* Work item
Could you give back every entry below exactly, with the pictures dropped?

>>>

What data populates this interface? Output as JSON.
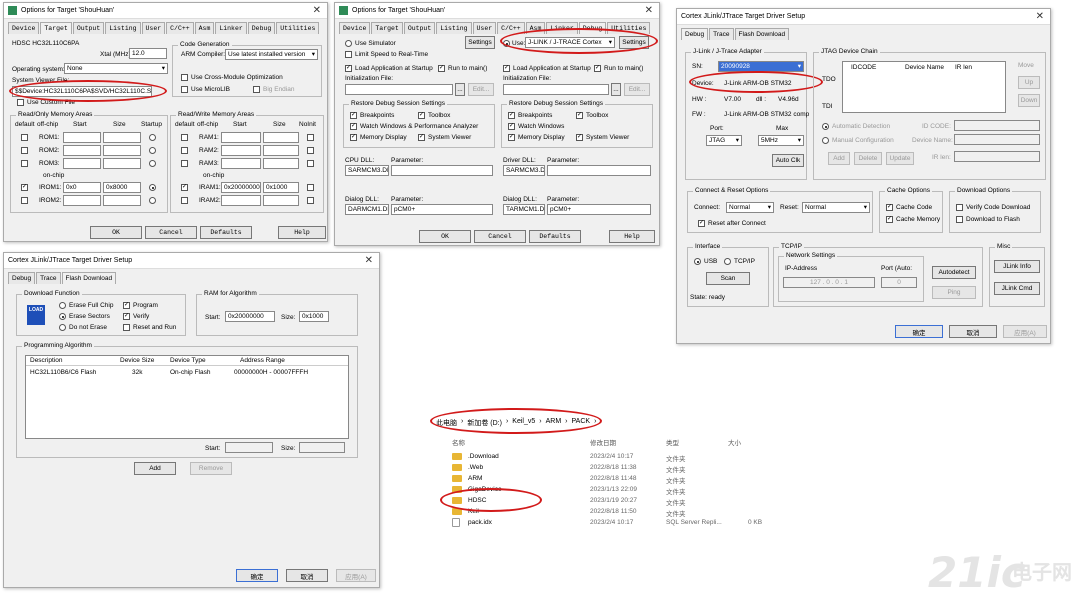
{
  "w1": {
    "title": "Options for Target 'ShouHuan'",
    "tabs": [
      "Device",
      "Target",
      "Output",
      "Listing",
      "User",
      "C/C++",
      "Asm",
      "Linker",
      "Debug",
      "Utilities"
    ],
    "device_name": "HDSC HC32L110C6PA",
    "xtal_label": "Xtal (MHz):",
    "xtal_value": "12.0",
    "os_label": "Operating system:",
    "os_value": "None",
    "svf_label": "System Viewer File:",
    "svf_value": "$$Device:HC32L110C6PA$SVD/HC32L110C.SFR",
    "custom_file": "Use Custom File",
    "codegen_title": "Code Generation",
    "arm_compiler_label": "ARM Compiler:",
    "arm_compiler_value": "Use latest installed version",
    "cross_module": "Use Cross-Module Optimization",
    "microlib": "Use MicroLIB",
    "big_endian": "Big Endian",
    "rom_title": "Read/Only Memory Areas",
    "ram_title": "Read/Write Memory Areas",
    "col_default": "default",
    "col_offchip": "off-chip",
    "col_start": "Start",
    "col_size": "Size",
    "col_startup": "Startup",
    "col_noinit": "NoInit",
    "rom_rows": [
      "ROM1:",
      "ROM2:",
      "ROM3:"
    ],
    "onchip": "on-chip",
    "irom1": "IROM1:",
    "irom1_start": "0x0",
    "irom1_size": "0x8000",
    "irom2": "IROM2:",
    "ram_rows": [
      "RAM1:",
      "RAM2:",
      "RAM3:"
    ],
    "iram1": "IRAM1:",
    "iram1_start": "0x20000000",
    "iram1_size": "0x1000",
    "iram2": "IRAM2:",
    "ok": "OK",
    "cancel": "Cancel",
    "defaults": "Defaults",
    "help": "Help"
  },
  "w2": {
    "title": "Options for Target 'ShouHuan'",
    "tabs": [
      "Device",
      "Target",
      "Output",
      "Listing",
      "User",
      "C/C++",
      "Asm",
      "Linker",
      "Debug",
      "Utilities"
    ],
    "use_sim": "Use Simulator",
    "limit_speed": "Limit Speed to Real-Time",
    "settings": "Settings",
    "use_label": "Use:",
    "use_value": "J-LINK / J-TRACE Cortex",
    "load_app": "Load Application at Startup",
    "run_main": "Run to main()",
    "init_file": "Initialization File:",
    "edit": "Edit...",
    "dots": "...",
    "restore_title": "Restore Debug Session Settings",
    "breakpoints": "Breakpoints",
    "toolbox": "Toolbox",
    "watch_windows_perf": "Watch Windows & Performance Analyzer",
    "watch_windows": "Watch Windows",
    "memory_display": "Memory Display",
    "system_viewer": "System Viewer",
    "cpu_dll": "CPU DLL:",
    "driver_dll": "Driver DLL:",
    "parameter": "Parameter:",
    "cpu_dll_value": "SARMCM3.DLL",
    "driver_dll_value": "SARMCM3.DLL",
    "dialog_dll": "Dialog DLL:",
    "dialog_dll_left": "DARMCM1.DLL",
    "dialog_param_left": "pCM0+",
    "dialog_dll_right": "TARMCM1.DLL",
    "dialog_param_right": "pCM0+",
    "ok": "OK",
    "cancel": "Cancel",
    "defaults": "Defaults",
    "help": "Help"
  },
  "w3": {
    "title": "Cortex JLink/JTrace Target Driver Setup",
    "tabs": [
      "Debug",
      "Trace",
      "Flash Download"
    ],
    "adapter_title": "J-Link / J-Trace Adapter",
    "sn_label": "SN:",
    "sn_value": "20090928",
    "device_label": "Device:",
    "device_value": "J-Link ARM-OB STM32",
    "hw_label": "HW :",
    "hw_value": "V7.00",
    "dll_label": "dll :",
    "dll_value": "V4.96d",
    "fw_label": "FW :",
    "fw_value": "J-Link ARM-OB STM32 comp",
    "port_label": "Port:",
    "port_value": "JTAG",
    "max_label": "Max",
    "max_value": "5MHz",
    "auto_clk": "Auto Clk",
    "jtag_title": "JTAG Device Chain",
    "tdo": "TDO",
    "tdi": "TDI",
    "col_idcode": "IDCODE",
    "col_devname": "Device Name",
    "col_irlen": "IR len",
    "move": "Move",
    "up": "Up",
    "down": "Down",
    "auto_detect": "Automatic Detection",
    "manual_config": "Manual Configuration",
    "id_code": "ID CODE:",
    "device_name": "Device Name:",
    "ir_len": "IR len:",
    "add": "Add",
    "delete": "Delete",
    "update": "Update",
    "connect_title": "Connect & Reset Options",
    "connect_label": "Connect:",
    "connect_value": "Normal",
    "reset_label": "Reset:",
    "reset_value": "Normal",
    "reset_after": "Reset after Connect",
    "cache_title": "Cache Options",
    "cache_code": "Cache Code",
    "cache_memory": "Cache Memory",
    "download_title": "Download Options",
    "verify_code": "Verify Code Download",
    "download_flash": "Download to Flash",
    "interface_title": "Interface",
    "usb": "USB",
    "tcpip": "TCP/IP",
    "scan": "Scan",
    "state": "State: ready",
    "tcp_title": "TCP/IP",
    "net_settings": "Network Settings",
    "ip_label": "IP-Address",
    "ip_value": "127 . 0 . 0 . 1",
    "port_auto": "Port (Auto:",
    "port_num": "0",
    "autodetect": "Autodetect",
    "ping": "Ping",
    "misc_title": "Misc",
    "jlink_info": "JLink Info",
    "jlink_cmd": "JLink Cmd",
    "ok": "确定",
    "cancel": "取消",
    "apply": "应用(A)"
  },
  "w4": {
    "title": "Cortex JLink/JTrace Target Driver Setup",
    "tabs": [
      "Debug",
      "Trace",
      "Flash Download"
    ],
    "dl_title": "Download Function",
    "load_icon_text": "LOAD",
    "erase_full": "Erase Full Chip",
    "erase_sectors": "Erase Sectors",
    "do_not_erase": "Do not Erase",
    "program": "Program",
    "verify": "Verify",
    "reset_run": "Reset and Run",
    "ram_title": "RAM for Algorithm",
    "start_label": "Start:",
    "start_value": "0x20000000",
    "size_label": "Size:",
    "size_value": "0x1000",
    "prog_title": "Programming Algorithm",
    "col_desc": "Description",
    "col_size": "Device Size",
    "col_type": "Device Type",
    "col_range": "Address Range",
    "row": {
      "desc": "HC32L110B6/C6 Flash",
      "size": "32k",
      "type": "On-chip Flash",
      "range": "00000000H - 00007FFFH"
    },
    "start2": "Start:",
    "size2": "Size:",
    "add": "Add",
    "remove": "Remove",
    "ok": "确定",
    "cancel": "取消",
    "apply": "应用(A)"
  },
  "explorer": {
    "breadcrumb": [
      "此电脑",
      "新加卷 (D:)",
      "Keil_v5",
      "ARM",
      "PACK"
    ],
    "col_name": "名称",
    "col_date": "修改日期",
    "col_type": "类型",
    "col_size": "大小",
    "rows": [
      {
        "name": ".Download",
        "date": "2023/2/4 10:17",
        "type": "文件夹",
        "size": ""
      },
      {
        "name": ".Web",
        "date": "2022/8/18 11:38",
        "type": "文件夹",
        "size": ""
      },
      {
        "name": "ARM",
        "date": "2022/8/18 11:48",
        "type": "文件夹",
        "size": ""
      },
      {
        "name": "GigaDevice",
        "date": "2023/1/13 22:09",
        "type": "文件夹",
        "size": ""
      },
      {
        "name": "HDSC",
        "date": "2023/1/19 20:27",
        "type": "文件夹",
        "size": ""
      },
      {
        "name": "Keil",
        "date": "2022/8/18 11:50",
        "type": "文件夹",
        "size": ""
      },
      {
        "name": "pack.idx",
        "date": "2023/2/4 10:17",
        "type": "SQL Server Repli...",
        "size": "0 KB"
      }
    ]
  },
  "watermark": {
    "text": "21ic",
    "sub": "电子网"
  }
}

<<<

* Result of the task
What data populates this interface? Output as JSON.
{
  "w1": {
    "title": "Options for Target 'ShouHuan'",
    "tabs": [
      "Device",
      "Target",
      "Output",
      "Listing",
      "User",
      "C/C++",
      "Asm",
      "Linker",
      "Debug",
      "Utilities"
    ],
    "device_name": "HDSC HC32L110C6PA",
    "xtal_label": "Xtal (MHz):",
    "xtal_value": "12.0",
    "os_label": "Operating system:",
    "os_value": "None",
    "svf_label": "System Viewer File:",
    "svf_value": "$$Device:HC32L110C6PA$SVD/HC32L110C.SFR",
    "custom_file": "Use Custom File",
    "codegen_title": "Code Generation",
    "arm_compiler_label": "ARM Compiler:",
    "arm_compiler_value": "Use latest installed version",
    "cross_module": "Use Cross-Module Optimization",
    "microlib": "Use MicroLIB",
    "big_endian": "Big Endian",
    "rom_title": "Read/Only Memory Areas",
    "ram_title": "Read/Write Memory Areas",
    "col_default": "default",
    "col_offchip": "off-chip",
    "col_start": "Start",
    "col_size": "Size",
    "col_startup": "Startup",
    "col_noinit": "NoInit",
    "rom_rows": [
      "ROM1:",
      "ROM2:",
      "ROM3:"
    ],
    "onchip": "on-chip",
    "irom1": "IROM1:",
    "irom1_start": "0x0",
    "irom1_size": "0x8000",
    "irom2": "IROM2:",
    "ram_rows": [
      "RAM1:",
      "RAM2:",
      "RAM3:"
    ],
    "iram1": "IRAM1:",
    "iram1_start": "0x20000000",
    "iram1_size": "0x1000",
    "iram2": "IRAM2:",
    "ok": "OK",
    "cancel": "Cancel",
    "defaults": "Defaults",
    "help": "Help"
  },
  "w2": {
    "title": "Options for Target 'ShouHuan'",
    "tabs": [
      "Device",
      "Target",
      "Output",
      "Listing",
      "User",
      "C/C++",
      "Asm",
      "Linker",
      "Debug",
      "Utilities"
    ],
    "use_sim": "Use Simulator",
    "limit_speed": "Limit Speed to Real-Time",
    "settings": "Settings",
    "use_label": "Use:",
    "use_value": "J-LINK / J-TRACE Cortex",
    "load_app": "Load Application at Startup",
    "run_main": "Run to main()",
    "init_file": "Initialization File:",
    "edit": "Edit...",
    "dots": "...",
    "restore_title": "Restore Debug Session Settings",
    "breakpoints": "Breakpoints",
    "toolbox": "Toolbox",
    "watch_windows_perf": "Watch Windows & Performance Analyzer",
    "watch_windows": "Watch Windows",
    "memory_display": "Memory Display",
    "system_viewer": "System Viewer",
    "cpu_dll": "CPU DLL:",
    "driver_dll": "Driver DLL:",
    "parameter": "Parameter:",
    "cpu_dll_value": "SARMCM3.DLL",
    "driver_dll_value": "SARMCM3.DLL",
    "dialog_dll": "Dialog DLL:",
    "dialog_dll_left": "DARMCM1.DLL",
    "dialog_param_left": "pCM0+",
    "dialog_dll_right": "TARMCM1.DLL",
    "dialog_param_right": "pCM0+",
    "ok": "OK",
    "cancel": "Cancel",
    "defaults": "Defaults",
    "help": "Help"
  },
  "w3": {
    "title": "Cortex JLink/JTrace Target Driver Setup",
    "tabs": [
      "Debug",
      "Trace",
      "Flash Download"
    ],
    "adapter_title": "J-Link / J-Trace Adapter",
    "sn_label": "SN:",
    "sn_value": "20090928",
    "device_label": "Device:",
    "device_value": "J-Link ARM-OB STM32",
    "hw_label": "HW :",
    "hw_value": "V7.00",
    "dll_label": "dll :",
    "dll_value": "V4.96d",
    "fw_label": "FW :",
    "fw_value": "J-Link ARM-OB STM32 comp",
    "port_label": "Port:",
    "port_value": "JTAG",
    "max_label": "Max",
    "max_value": "5MHz",
    "auto_clk": "Auto Clk",
    "jtag_title": "JTAG Device Chain",
    "tdo": "TDO",
    "tdi": "TDI",
    "col_idcode": "IDCODE",
    "col_devname": "Device Name",
    "col_irlen": "IR len",
    "move": "Move",
    "up": "Up",
    "down": "Down",
    "auto_detect": "Automatic Detection",
    "manual_config": "Manual Configuration",
    "id_code": "ID CODE:",
    "device_name": "Device Name:",
    "ir_len": "IR len:",
    "add": "Add",
    "delete": "Delete",
    "update": "Update",
    "connect_title": "Connect & Reset Options",
    "connect_label": "Connect:",
    "connect_value": "Normal",
    "reset_label": "Reset:",
    "reset_value": "Normal",
    "reset_after": "Reset after Connect",
    "cache_title": "Cache Options",
    "cache_code": "Cache Code",
    "cache_memory": "Cache Memory",
    "download_title": "Download Options",
    "verify_code": "Verify Code Download",
    "download_flash": "Download to Flash",
    "interface_title": "Interface",
    "usb": "USB",
    "tcpip": "TCP/IP",
    "scan": "Scan",
    "state": "State: ready",
    "tcp_title": "TCP/IP",
    "net_settings": "Network Settings",
    "ip_label": "IP-Address",
    "ip_value": "127 . 0 . 0 . 1",
    "port_auto": "Port (Auto:",
    "port_num": "0",
    "autodetect": "Autodetect",
    "ping": "Ping",
    "misc_title": "Misc",
    "jlink_info": "JLink Info",
    "jlink_cmd": "JLink Cmd",
    "ok": "确定",
    "cancel": "取消",
    "apply": "应用(A)"
  },
  "w4": {
    "title": "Cortex JLink/JTrace Target Driver Setup",
    "tabs": [
      "Debug",
      "Trace",
      "Flash Download"
    ],
    "dl_title": "Download Function",
    "load_icon_text": "LOAD",
    "erase_full": "Erase Full Chip",
    "erase_sectors": "Erase Sectors",
    "do_not_erase": "Do not Erase",
    "program": "Program",
    "verify": "Verify",
    "reset_run": "Reset and Run",
    "ram_title": "RAM for Algorithm",
    "start_label": "Start:",
    "start_value": "0x20000000",
    "size_label": "Size:",
    "size_value": "0x1000",
    "prog_title": "Programming Algorithm",
    "col_desc": "Description",
    "col_size": "Device Size",
    "col_type": "Device Type",
    "col_range": "Address Range",
    "row": {
      "desc": "HC32L110B6/C6 Flash",
      "size": "32k",
      "type": "On-chip Flash",
      "range": "00000000H - 00007FFFH"
    },
    "start2": "Start:",
    "size2": "Size:",
    "add": "Add",
    "remove": "Remove",
    "ok": "确定",
    "cancel": "取消",
    "apply": "应用(A)"
  },
  "explorer": {
    "breadcrumb": [
      "此电脑",
      "新加卷 (D:)",
      "Keil_v5",
      "ARM",
      "PACK"
    ],
    "col_name": "名称",
    "col_date": "修改日期",
    "col_type": "类型",
    "col_size": "大小",
    "rows": [
      {
        "name": ".Download",
        "date": "2023/2/4 10:17",
        "type": "文件夹",
        "size": ""
      },
      {
        "name": ".Web",
        "date": "2022/8/18 11:38",
        "type": "文件夹",
        "size": ""
      },
      {
        "name": "ARM",
        "date": "2022/8/18 11:48",
        "type": "文件夹",
        "size": ""
      },
      {
        "name": "GigaDevice",
        "date": "2023/1/13 22:09",
        "type": "文件夹",
        "size": ""
      },
      {
        "name": "HDSC",
        "date": "2023/1/19 20:27",
        "type": "文件夹",
        "size": ""
      },
      {
        "name": "Keil",
        "date": "2022/8/18 11:50",
        "type": "文件夹",
        "size": ""
      },
      {
        "name": "pack.idx",
        "date": "2023/2/4 10:17",
        "type": "SQL Server Repli...",
        "size": "0 KB"
      }
    ]
  },
  "watermark": {
    "text": "21ic",
    "sub": "电子网"
  }
}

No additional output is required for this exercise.